to be found;
you were born
to seek —
to plant seeds,
to nurture the roots
and the leaves;
the emerald veins
that sprout
from fertile ground
You were born
to be the sun
that warms
its petals
and makes them reach
for your open arms

Such a tender thing,
an outstretched heart.


Originally published in A Cornered Gurl via Medium.

Featured Poem of the Week

Susan Brearly

She brings with her, wisdom, experience, and the gift of gab within various forms of writing. She is unafraid to share what needs to be shared, regardless of its content. What she has given to A Cornered Gurl cannot be described. With each piece, new eyes set their sights on our small community and there’s no doubt that we will continue to grow. Her poem Syncopation is this week’s feature.

Syncopation

Photo by Jon Tyson on Unsplash

Ah, my heart.
Jumping, fluttering, pausing
In syncopation.

A defect, 
modern science informs.

Lying still 
hear it, feel it
Reminding
every moment
This is the SPARK

Life, the gift

Death lingers, 
lingers in the pause, the void,
between this beat and the next.

A child’s terror
Knowing.

Listen
MY BREATH, MY HEART
It stopped.

No, they say. 
Your mind, it’s there.

Again. 
Again.
Again.
Night after night.
Terror.
Certainty.
Death is near.
Death is here.

Passion’s embrace.
Remember, heart says.
You are fragile
in this flutter
in this pause
in this deep murmur, the silence in the space between breaths,
an echo chamber of the universe
that whispers, “death is near, death is here.”

Whispering, “choose . . .”
Life?
Or Death?

I choose to move.

I run.


Thanks, Jennifer Kindera for this great article
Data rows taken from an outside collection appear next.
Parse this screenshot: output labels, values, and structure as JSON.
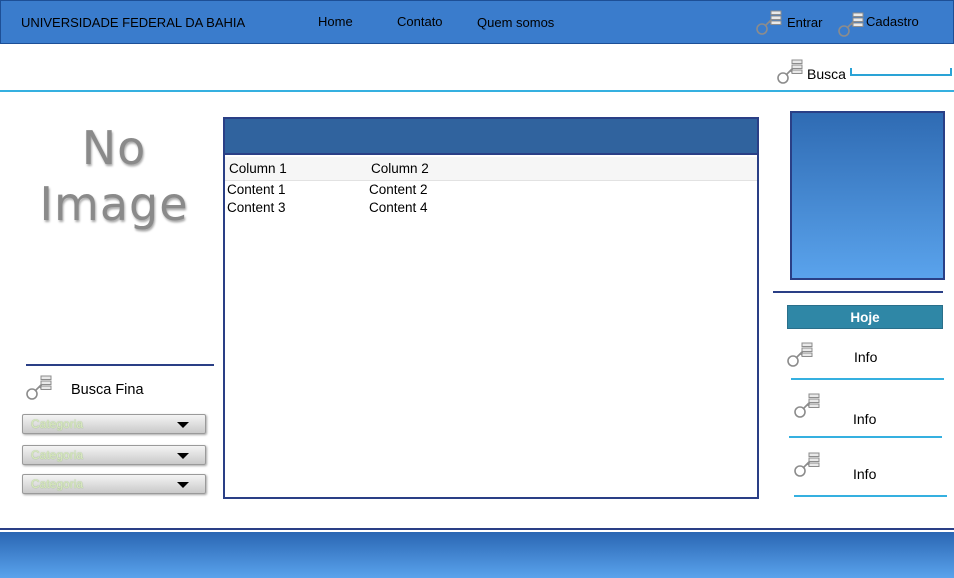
{
  "header": {
    "title": "UNIVERSIDADE FEDERAL DA BAHIA",
    "nav": [
      "Home",
      "Contato",
      "Quem somos"
    ],
    "entrar_label": "Entrar",
    "cadastro_label": "Cadastro"
  },
  "search": {
    "label": "Busca",
    "value": ""
  },
  "left": {
    "placeholder_line1": "No",
    "placeholder_line2": "Image",
    "busca_fina_label": "Busca Fina",
    "dropdowns": [
      "Categoria",
      "Categoria",
      "Categoria"
    ]
  },
  "table": {
    "columns": [
      "Column 1",
      "Column 2"
    ],
    "rows": [
      [
        "Content 1",
        "Content 2"
      ],
      [
        "Content 3",
        "Content 4"
      ]
    ]
  },
  "right": {
    "hoje_label": "Hoje",
    "info_items": [
      "Info",
      "Info",
      "Info"
    ]
  },
  "icons": {
    "key_list": "key-list-icon",
    "dropdown_arrow": "chevron-down-icon"
  },
  "colors": {
    "topbar": "#3a7ccc",
    "accent_rule": "#35b0e0",
    "panel_header": "#30639e",
    "hoje": "#2f87a6",
    "border_navy": "#2a3f86"
  }
}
*Children who are telling you about their very real physical experiences need empathy and the full gift of your attention and time. Believe them; believe in them.


Originally published in A Cornered Gurl via Medium.